(Source data)
▼

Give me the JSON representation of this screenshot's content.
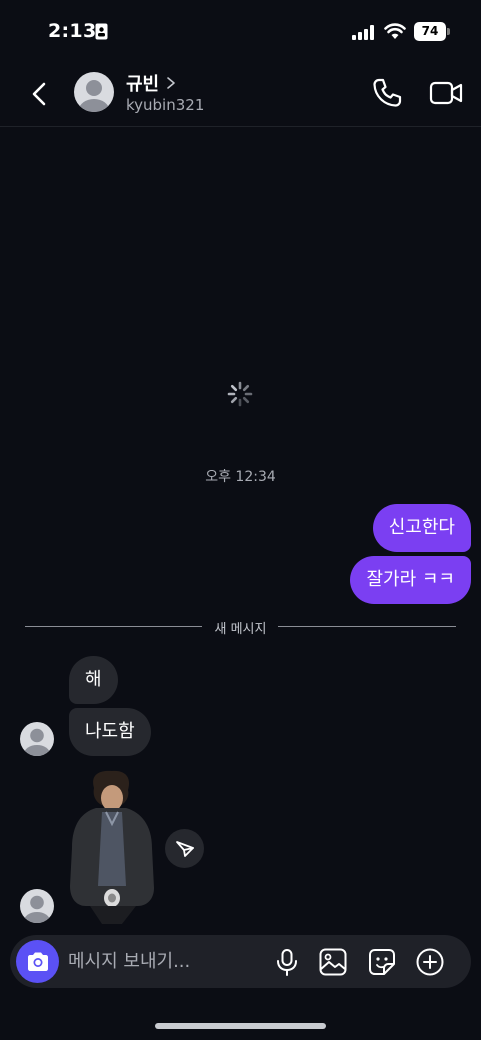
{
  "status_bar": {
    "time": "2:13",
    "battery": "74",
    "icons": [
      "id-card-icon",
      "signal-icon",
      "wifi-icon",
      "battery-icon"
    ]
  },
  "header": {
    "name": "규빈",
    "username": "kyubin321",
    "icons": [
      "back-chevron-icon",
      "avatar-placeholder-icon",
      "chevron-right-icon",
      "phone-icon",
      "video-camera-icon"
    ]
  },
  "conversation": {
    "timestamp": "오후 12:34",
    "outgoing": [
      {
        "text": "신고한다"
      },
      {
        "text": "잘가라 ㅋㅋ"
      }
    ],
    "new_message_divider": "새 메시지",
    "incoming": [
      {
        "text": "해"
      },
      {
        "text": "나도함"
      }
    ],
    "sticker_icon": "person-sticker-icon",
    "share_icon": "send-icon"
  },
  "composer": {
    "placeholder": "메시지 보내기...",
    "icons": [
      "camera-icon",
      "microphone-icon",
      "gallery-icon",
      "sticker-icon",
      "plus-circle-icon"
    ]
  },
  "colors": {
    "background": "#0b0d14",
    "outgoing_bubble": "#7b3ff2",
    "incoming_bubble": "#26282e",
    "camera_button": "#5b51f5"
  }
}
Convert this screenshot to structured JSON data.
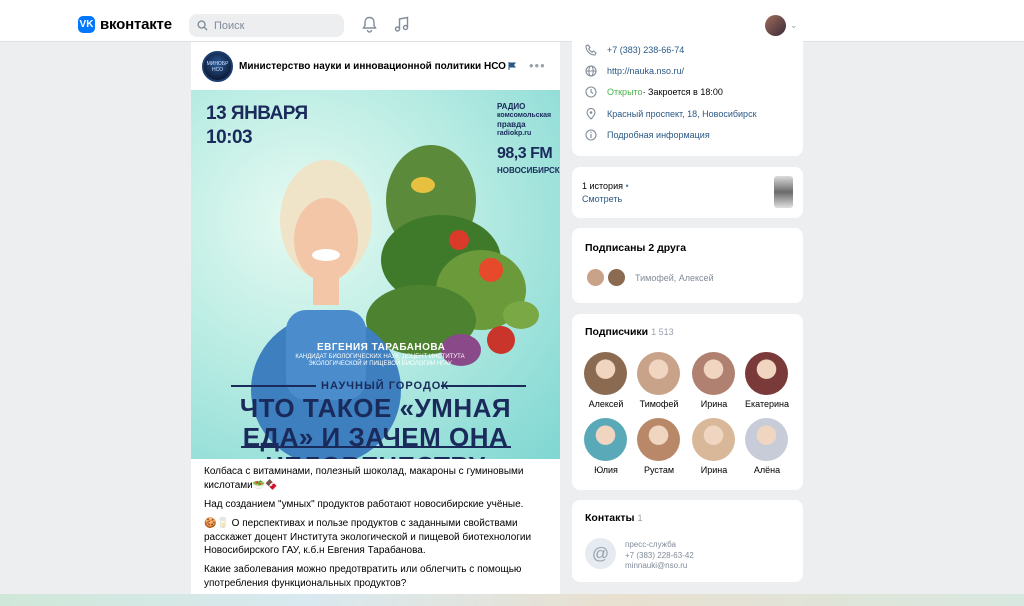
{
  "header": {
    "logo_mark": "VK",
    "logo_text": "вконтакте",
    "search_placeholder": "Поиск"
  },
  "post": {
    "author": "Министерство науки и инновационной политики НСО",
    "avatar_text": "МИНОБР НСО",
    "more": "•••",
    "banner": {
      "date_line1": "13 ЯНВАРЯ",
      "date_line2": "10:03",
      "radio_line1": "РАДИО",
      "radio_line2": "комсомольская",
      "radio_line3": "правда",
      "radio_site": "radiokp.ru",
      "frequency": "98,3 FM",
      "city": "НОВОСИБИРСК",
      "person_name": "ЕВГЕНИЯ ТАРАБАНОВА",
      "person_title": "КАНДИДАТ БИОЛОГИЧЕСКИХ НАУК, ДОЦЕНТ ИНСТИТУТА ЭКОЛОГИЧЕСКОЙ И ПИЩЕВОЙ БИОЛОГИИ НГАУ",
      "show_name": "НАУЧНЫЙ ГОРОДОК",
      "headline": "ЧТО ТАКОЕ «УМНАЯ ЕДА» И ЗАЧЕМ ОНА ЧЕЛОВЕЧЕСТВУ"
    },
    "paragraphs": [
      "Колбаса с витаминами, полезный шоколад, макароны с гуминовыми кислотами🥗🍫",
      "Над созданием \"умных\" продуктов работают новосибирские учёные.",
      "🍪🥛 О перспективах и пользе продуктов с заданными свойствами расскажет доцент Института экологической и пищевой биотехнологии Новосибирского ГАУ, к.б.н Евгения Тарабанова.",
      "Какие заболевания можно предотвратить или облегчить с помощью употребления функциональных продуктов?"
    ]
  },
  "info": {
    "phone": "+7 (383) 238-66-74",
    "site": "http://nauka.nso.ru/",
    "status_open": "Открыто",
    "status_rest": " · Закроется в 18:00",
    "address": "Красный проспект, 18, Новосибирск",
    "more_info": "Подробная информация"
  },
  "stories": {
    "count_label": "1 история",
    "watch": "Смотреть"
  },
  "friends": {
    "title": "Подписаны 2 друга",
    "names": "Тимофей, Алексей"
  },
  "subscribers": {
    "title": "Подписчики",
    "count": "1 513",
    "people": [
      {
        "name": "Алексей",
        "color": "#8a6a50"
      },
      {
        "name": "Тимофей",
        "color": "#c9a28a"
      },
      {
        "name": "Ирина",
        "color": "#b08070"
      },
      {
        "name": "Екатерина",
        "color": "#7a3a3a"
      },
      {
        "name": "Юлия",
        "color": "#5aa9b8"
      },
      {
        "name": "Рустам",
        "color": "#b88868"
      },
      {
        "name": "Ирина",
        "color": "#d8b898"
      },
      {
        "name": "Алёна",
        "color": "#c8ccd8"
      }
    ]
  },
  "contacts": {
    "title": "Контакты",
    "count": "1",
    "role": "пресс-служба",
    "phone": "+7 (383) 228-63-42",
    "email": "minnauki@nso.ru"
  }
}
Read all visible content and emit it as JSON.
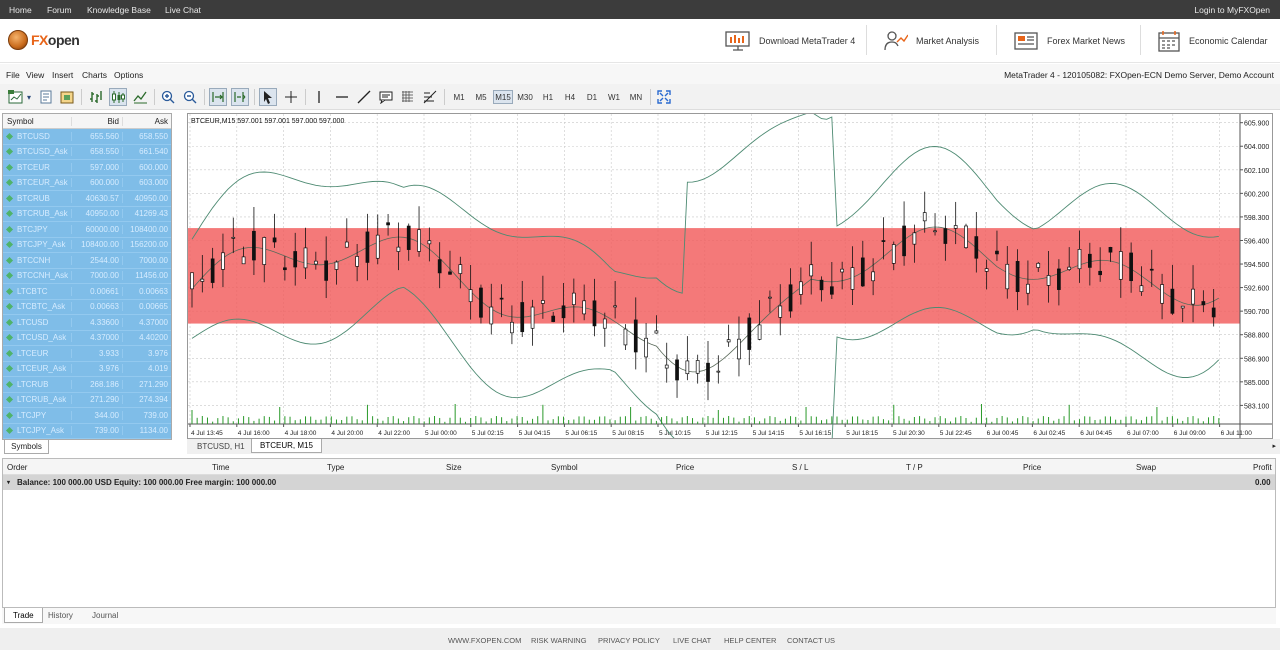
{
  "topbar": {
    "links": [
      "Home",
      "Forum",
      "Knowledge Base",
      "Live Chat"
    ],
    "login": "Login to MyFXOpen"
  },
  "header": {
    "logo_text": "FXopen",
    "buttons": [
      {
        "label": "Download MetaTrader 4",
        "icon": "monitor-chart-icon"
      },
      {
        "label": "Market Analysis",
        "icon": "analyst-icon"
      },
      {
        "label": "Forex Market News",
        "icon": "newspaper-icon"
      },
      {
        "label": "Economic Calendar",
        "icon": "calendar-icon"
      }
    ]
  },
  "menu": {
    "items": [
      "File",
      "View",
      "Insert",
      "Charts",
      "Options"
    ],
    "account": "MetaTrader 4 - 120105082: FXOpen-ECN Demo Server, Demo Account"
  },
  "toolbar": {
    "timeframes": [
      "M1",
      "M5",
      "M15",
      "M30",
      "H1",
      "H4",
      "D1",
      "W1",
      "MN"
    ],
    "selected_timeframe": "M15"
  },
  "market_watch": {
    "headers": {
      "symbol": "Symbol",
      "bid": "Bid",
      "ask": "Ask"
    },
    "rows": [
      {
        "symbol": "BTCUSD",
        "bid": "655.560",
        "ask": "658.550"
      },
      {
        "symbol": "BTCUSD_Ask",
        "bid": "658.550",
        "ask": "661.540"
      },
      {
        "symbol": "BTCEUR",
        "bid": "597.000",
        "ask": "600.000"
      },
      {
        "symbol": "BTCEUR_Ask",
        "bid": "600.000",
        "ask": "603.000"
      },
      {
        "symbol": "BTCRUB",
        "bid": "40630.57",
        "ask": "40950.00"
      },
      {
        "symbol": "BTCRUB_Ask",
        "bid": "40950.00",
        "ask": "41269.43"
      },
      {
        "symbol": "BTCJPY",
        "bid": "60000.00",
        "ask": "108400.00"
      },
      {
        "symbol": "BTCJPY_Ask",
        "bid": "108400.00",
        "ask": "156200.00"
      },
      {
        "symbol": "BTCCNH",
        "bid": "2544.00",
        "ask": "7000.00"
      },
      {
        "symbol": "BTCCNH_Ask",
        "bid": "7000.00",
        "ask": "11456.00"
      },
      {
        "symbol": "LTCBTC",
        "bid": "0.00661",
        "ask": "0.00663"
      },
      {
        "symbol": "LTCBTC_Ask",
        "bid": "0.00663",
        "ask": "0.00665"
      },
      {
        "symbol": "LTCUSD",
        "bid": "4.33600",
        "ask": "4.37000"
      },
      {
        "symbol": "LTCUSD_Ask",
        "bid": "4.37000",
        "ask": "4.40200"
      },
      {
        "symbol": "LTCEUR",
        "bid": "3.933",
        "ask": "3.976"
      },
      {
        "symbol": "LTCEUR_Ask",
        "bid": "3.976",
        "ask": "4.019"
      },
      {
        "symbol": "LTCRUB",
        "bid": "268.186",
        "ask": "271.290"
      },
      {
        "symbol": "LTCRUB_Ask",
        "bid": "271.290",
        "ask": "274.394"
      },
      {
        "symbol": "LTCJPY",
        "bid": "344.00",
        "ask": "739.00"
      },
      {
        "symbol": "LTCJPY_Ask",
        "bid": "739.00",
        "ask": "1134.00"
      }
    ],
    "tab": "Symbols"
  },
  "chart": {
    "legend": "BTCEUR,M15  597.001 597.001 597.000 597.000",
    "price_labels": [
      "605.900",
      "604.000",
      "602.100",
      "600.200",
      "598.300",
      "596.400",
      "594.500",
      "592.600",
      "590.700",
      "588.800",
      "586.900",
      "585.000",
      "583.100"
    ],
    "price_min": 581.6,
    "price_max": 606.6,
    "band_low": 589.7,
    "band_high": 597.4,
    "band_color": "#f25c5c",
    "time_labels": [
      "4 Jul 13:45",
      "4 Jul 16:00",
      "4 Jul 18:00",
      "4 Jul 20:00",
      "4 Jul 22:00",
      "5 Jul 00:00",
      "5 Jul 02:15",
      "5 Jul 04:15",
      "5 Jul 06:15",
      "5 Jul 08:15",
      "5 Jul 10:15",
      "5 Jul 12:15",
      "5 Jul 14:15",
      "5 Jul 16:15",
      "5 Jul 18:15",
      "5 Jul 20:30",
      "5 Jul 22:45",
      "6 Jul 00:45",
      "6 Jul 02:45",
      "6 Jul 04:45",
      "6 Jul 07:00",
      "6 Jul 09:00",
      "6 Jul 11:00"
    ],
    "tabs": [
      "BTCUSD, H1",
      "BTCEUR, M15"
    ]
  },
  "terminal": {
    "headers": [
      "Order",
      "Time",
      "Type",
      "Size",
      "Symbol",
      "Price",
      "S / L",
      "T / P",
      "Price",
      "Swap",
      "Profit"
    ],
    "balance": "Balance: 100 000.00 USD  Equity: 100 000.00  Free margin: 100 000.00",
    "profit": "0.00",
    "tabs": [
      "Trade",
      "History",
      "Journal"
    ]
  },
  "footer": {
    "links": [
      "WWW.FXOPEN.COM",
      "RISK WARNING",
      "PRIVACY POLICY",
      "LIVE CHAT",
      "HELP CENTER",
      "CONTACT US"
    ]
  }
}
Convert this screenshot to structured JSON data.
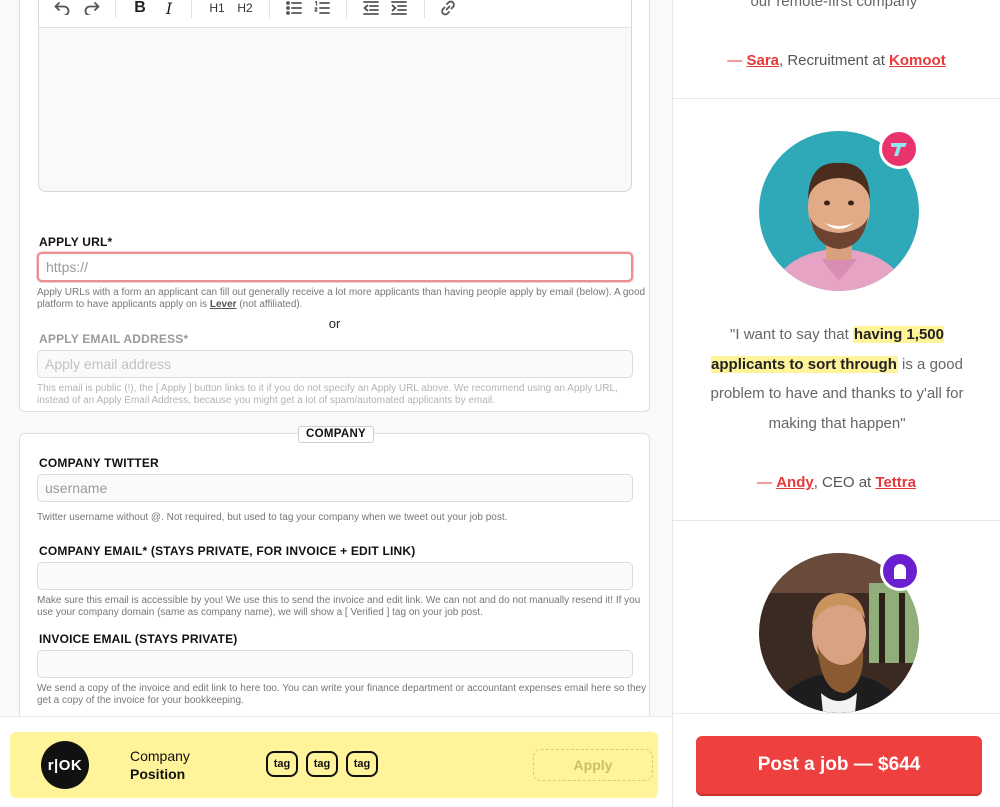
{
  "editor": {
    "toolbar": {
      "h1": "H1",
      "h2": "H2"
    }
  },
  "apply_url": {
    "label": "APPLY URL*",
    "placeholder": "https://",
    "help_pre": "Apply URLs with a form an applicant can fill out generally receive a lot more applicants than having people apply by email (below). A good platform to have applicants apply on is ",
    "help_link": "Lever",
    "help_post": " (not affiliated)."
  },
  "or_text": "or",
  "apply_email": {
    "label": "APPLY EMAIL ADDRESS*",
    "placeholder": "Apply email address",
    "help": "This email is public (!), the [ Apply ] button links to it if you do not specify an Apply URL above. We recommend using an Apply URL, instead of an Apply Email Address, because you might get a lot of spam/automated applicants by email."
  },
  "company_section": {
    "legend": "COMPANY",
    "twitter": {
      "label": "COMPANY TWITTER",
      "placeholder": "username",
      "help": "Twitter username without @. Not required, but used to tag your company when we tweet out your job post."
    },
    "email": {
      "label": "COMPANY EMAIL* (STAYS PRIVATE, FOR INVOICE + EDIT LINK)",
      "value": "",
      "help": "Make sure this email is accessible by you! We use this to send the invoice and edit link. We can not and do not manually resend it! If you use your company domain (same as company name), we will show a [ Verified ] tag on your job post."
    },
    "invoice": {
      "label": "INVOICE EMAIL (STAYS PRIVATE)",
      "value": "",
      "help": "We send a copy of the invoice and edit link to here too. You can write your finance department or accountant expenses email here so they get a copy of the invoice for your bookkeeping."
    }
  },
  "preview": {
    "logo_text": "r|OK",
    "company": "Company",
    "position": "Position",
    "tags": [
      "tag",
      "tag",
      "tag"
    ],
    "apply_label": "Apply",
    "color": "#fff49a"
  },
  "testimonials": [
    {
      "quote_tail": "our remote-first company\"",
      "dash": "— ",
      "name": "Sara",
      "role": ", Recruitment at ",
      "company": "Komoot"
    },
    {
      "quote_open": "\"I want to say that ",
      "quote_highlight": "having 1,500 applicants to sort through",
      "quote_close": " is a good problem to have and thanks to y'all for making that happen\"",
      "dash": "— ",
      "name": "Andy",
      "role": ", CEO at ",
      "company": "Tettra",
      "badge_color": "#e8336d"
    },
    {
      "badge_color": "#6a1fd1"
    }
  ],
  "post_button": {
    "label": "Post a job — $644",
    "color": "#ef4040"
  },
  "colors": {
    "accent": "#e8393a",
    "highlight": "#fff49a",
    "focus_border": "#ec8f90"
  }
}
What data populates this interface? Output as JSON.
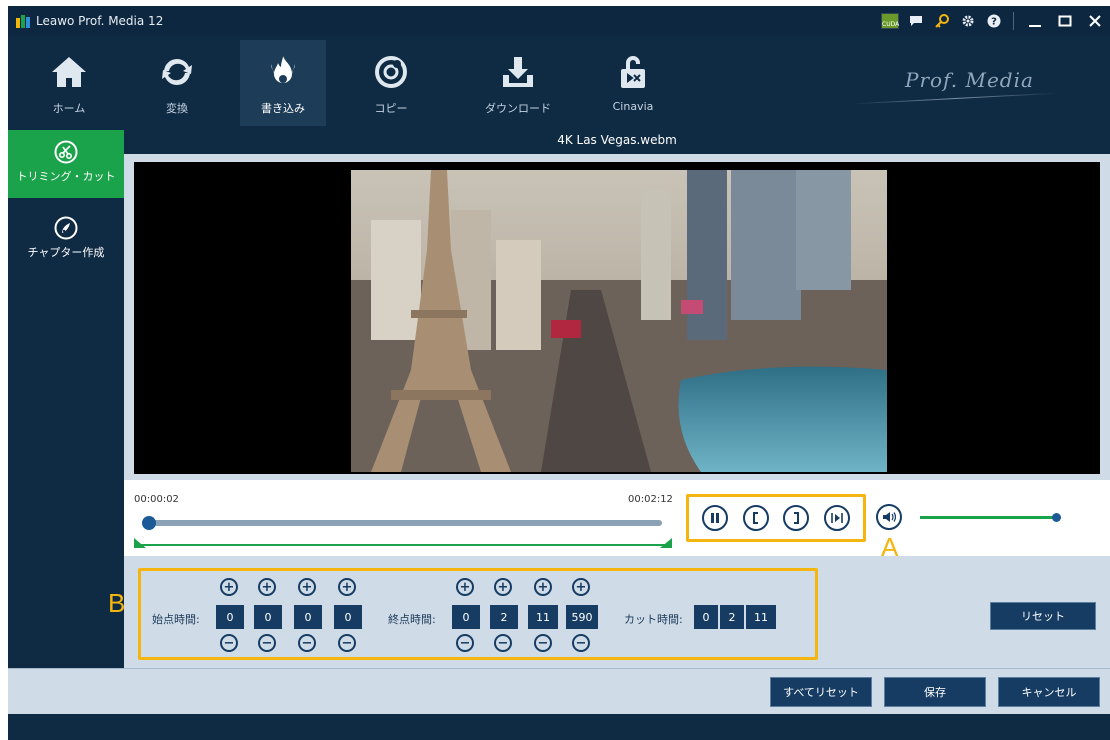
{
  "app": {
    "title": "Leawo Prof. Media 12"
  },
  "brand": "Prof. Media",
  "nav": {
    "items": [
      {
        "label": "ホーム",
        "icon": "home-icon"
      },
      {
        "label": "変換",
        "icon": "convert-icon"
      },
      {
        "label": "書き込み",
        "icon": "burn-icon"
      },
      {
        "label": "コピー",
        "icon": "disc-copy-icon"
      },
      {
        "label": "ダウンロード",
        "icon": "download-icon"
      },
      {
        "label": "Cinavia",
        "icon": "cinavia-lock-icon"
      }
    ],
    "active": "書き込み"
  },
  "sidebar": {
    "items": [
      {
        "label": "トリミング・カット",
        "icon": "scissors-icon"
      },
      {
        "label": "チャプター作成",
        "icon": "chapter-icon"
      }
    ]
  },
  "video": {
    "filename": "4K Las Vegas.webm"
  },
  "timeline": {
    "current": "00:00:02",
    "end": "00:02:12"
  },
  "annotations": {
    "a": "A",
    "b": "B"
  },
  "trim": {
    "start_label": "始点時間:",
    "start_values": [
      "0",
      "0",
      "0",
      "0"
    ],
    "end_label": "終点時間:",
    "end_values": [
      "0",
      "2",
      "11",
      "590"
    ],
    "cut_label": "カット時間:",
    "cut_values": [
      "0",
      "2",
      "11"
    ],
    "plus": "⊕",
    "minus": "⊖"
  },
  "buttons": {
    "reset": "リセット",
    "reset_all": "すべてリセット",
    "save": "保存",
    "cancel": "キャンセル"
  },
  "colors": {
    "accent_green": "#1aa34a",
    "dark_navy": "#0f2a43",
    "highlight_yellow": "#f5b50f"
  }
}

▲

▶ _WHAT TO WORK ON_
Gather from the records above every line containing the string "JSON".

▶ _SOLUTION TO THE EXERCISE_
Give me the JSON representation of this screenshot's content.
Convert this screenshot to structured JSON data.
Read all visible content and emit it as JSON.
Convert this screenshot to structured JSON data.
What data populates this interface? Output as JSON.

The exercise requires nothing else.